Trying To Sell Domains To End-Users? Make Sure You Are Talking To The Right People

Everyone wants to sell their domain names to end-users right? It has always been the holy grail of Domain Investing, take a name you bought for a few hundred or a few thousand dollars, and flip it for a huge profit to an end-user that will put it to good use. Selling to end-users is also an incredible art, just ask any professional broker who does it and they’ll tell you it is no easy task.

Selling to end-users has a lot to do with finding the “right” end-users, and contacting them at the right time. Sometimes timing will work in your favor, other times it won’t, but if you’re not contacting the right people then you might not be seeing the results you’re looking for.

So I thought now would be a good time to share some of the lessons I’ve learned recently when selling domains to end-users. In the last year I’ve learned a lot about the importance of targeting and really understanding who is is that you’re emailing, before you email them. Many Domainers use automated tools to give them large lists of email addresses that they email. While I still use automated tools like Estibot and LeadRefs to find end-user leads, I go a few steps further to really qualify each person that I’m emailing.

Below is the process that I’ve been following:

  • For each end-user lead I use DomainTools to see how many domains they own. Typically if you find that someone has hundreds of domains, it’s not an end-user, it’s another Domainer. While you can certainly email all the Domainers you want, don’t expect to sell for end-user prices to Domainers. I personally filter these guys out and really look for companies with less than a handful of domains to their name.
  • Next I look at the company website and pay careful attention to their “Title” tag. This will help me understand what keywords they are trying to rank well for. Hopefully my domain name exactly matches one of their top keywords.
  • Once I know this information I do a Google search and see how the company ranks for their targeted terms. My hope is that the company uses the keywords in my domain within their title tag, and they are nowhere to be found on page one for the term. If the company is already ranked well for the term it’s going to be a harder sell.
  • Finally, the very last step I take is looking through the company website to find a decision-maker. While the WHOIS contact might be perfect, you’ll want to make sure you’re contacting a real decision-maker and not some tech guy in a lab.
  • In some cases I will actually call the company first and ask for who would be the right person to contact about domain names. About 50% of the time I find that they know what I’m talking about and provide me the appropriate contact info – in fact, this happened to me in Q4 of last year with one of the largest Credit/Debt companies on the planet!

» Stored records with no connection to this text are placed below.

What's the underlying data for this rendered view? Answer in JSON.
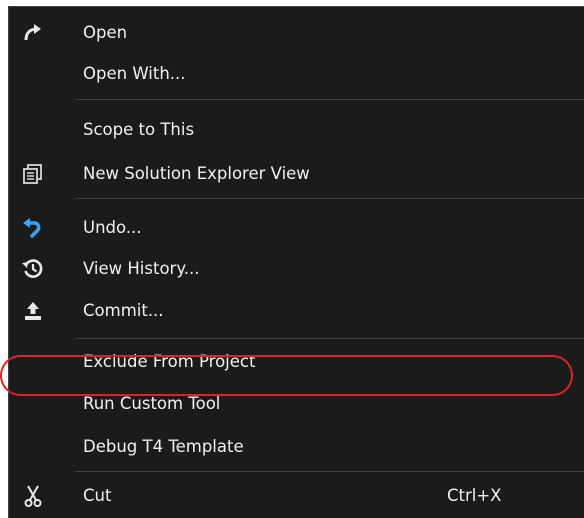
{
  "context_menu": {
    "items": [
      {
        "label": "Open",
        "icon": "open-arrow-icon"
      },
      {
        "label": "Open With...",
        "icon": ""
      },
      {
        "label": "Scope to This",
        "icon": ""
      },
      {
        "label": "New Solution Explorer View",
        "icon": "solution-explorer-view-icon"
      },
      {
        "label": "Undo...",
        "icon": "undo-icon"
      },
      {
        "label": "View History...",
        "icon": "history-icon"
      },
      {
        "label": "Commit...",
        "icon": "commit-icon"
      },
      {
        "label": "Exclude From Project",
        "icon": ""
      },
      {
        "label": "Run Custom Tool",
        "icon": "",
        "highlighted": true
      },
      {
        "label": "Debug T4 Template",
        "icon": ""
      },
      {
        "label": "Cut",
        "icon": "cut-icon",
        "shortcut": "Ctrl+X"
      }
    ]
  },
  "colors": {
    "menu_background": "#1b1b1c",
    "text": "#f1f1f1",
    "separator": "#3f3f46",
    "undo_icon": "#3ba3f7",
    "highlight_ring": "#d42626"
  }
}
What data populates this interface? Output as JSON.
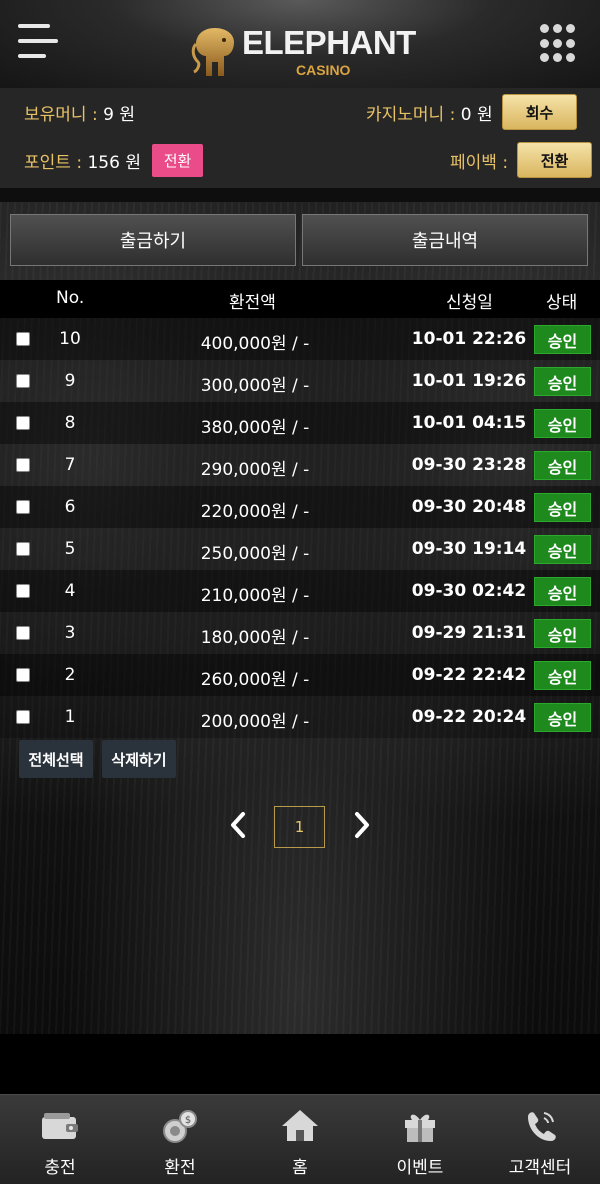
{
  "header": {
    "logo_title": "ELEPHANT",
    "logo_subtitle": "CASINO"
  },
  "balance": {
    "holding_label": "보유머니 : ",
    "holding_value": "9 원",
    "casino_label": "카지노머니 : ",
    "casino_value": "0 원",
    "retrieve_button": "회수",
    "point_label": "포인트 : ",
    "point_value": "156 원",
    "point_convert_button": "전환",
    "payback_label": "페이백 : ",
    "payback_convert_button": "전환"
  },
  "tabs": {
    "withdraw": "출금하기",
    "history": "출금내역"
  },
  "table": {
    "headers": {
      "no": "No.",
      "amount": "환전액",
      "date": "신청일",
      "status": "상태"
    },
    "rows": [
      {
        "no": "10",
        "amount": "400,000원 / -",
        "date": "10-01 22:26",
        "status": "승인"
      },
      {
        "no": "9",
        "amount": "300,000원 / -",
        "date": "10-01 19:26",
        "status": "승인"
      },
      {
        "no": "8",
        "amount": "380,000원 / -",
        "date": "10-01 04:15",
        "status": "승인"
      },
      {
        "no": "7",
        "amount": "290,000원 / -",
        "date": "09-30 23:28",
        "status": "승인"
      },
      {
        "no": "6",
        "amount": "220,000원 / -",
        "date": "09-30 20:48",
        "status": "승인"
      },
      {
        "no": "5",
        "amount": "250,000원 / -",
        "date": "09-30 19:14",
        "status": "승인"
      },
      {
        "no": "4",
        "amount": "210,000원 / -",
        "date": "09-30 02:42",
        "status": "승인"
      },
      {
        "no": "3",
        "amount": "180,000원 / -",
        "date": "09-29 21:31",
        "status": "승인"
      },
      {
        "no": "2",
        "amount": "260,000원 / -",
        "date": "09-22 22:42",
        "status": "승인"
      },
      {
        "no": "1",
        "amount": "200,000원 / -",
        "date": "09-22 20:24",
        "status": "승인"
      }
    ]
  },
  "actions": {
    "select_all": "전체선택",
    "delete": "삭제하기"
  },
  "pagination": {
    "current_page": "1"
  },
  "bottom_nav": {
    "items": [
      {
        "label": "충전",
        "icon": "wallet-icon"
      },
      {
        "label": "환전",
        "icon": "exchange-coins-icon"
      },
      {
        "label": "홈",
        "icon": "home-icon"
      },
      {
        "label": "이벤트",
        "icon": "gift-icon"
      },
      {
        "label": "고객센터",
        "icon": "phone-icon"
      }
    ]
  },
  "colors": {
    "gold_text": "#e8c266",
    "approved_badge": "#1e8a1e",
    "convert_pink": "#ea4c89",
    "gold_button": "#d9b55f"
  }
}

I found that at the end of the day there was very little correlation between the domains that sold and the number of people I emailed. In fact, one of my best sales of the year came from sending only four emails. So if you’re trying to sell domains to end-users, take the extra time to really qualify who you’re emailing and make sure that you are truly contacting the right people.

Your time is valuable, don’t waste it emailing the wrong people. Don’t be afraid to pick-up the phone, it’s all about finding the right person to contact, and that can often be a bit more involved than just looking at the email address on their WHOIS record.

As always I would love to hear from you! Please feel free to share your own end-user sales techniques or share any end-user sales stories, tips, or tricks you’d like to! Comment and let your voice be heard!

{ 8 comments… add one }

  • Jim Slobodzian March 22, 2012, 9:08 am

    Hi Morgan,
    I recently had a small success selling a “geo” + “service” domain in the real estate sector by targeting end-users who did not already have a domain/website.  For example, I searched industry contacts in the area and looked at the email address they were using – if the email was a “gmail” or “yahoo” type of email I thought they would be a better lead because they didn’t already have a domain or a website. – and that means they would need one.  For me that worked selling that particular domain, as the Buyer didn’t have a site and it was a good match.

    Cheers,
    Jim

    Reply
    • Morgan Linton March 22, 2012, 2:10 pm

      Great idea Jim! Thanks for sharing, I like it!!

      Reply
  • rh2000 March 22, 2012, 9:13 am

    Thanks for the advice on selling domains. I just list my domains for sale through different websites.

    Reply
    • Morgan Linton March 22, 2012, 2:10 pm

      Absolutely – glad you liked it! Definitely a good idea to have your domains listed on multiple services, but at the end of the day if you really want to close deals, you’ll have to get proactive.

      Reply
  • Robbie Dc March 22, 2012, 2:28 pm

    Does this idea work only for .coms or other tld’s as well?

    Reply
    • Morgan Linton March 23, 2012, 3:21 pm

      I find it’s hard to sell anything but a .COM to an end-user. There just aren’t that many people out there that wish they had the .NET or .ORG, every company wants their .COM

      Reply
  • Ivan Kreimer March 23, 2012, 8:46 am

    Awesome post! I loved the idea! I will apply it very soon, and I will tell you if it worked or not (which I think it will).
    Thanks Morgan!

    Reply

Leave a Comment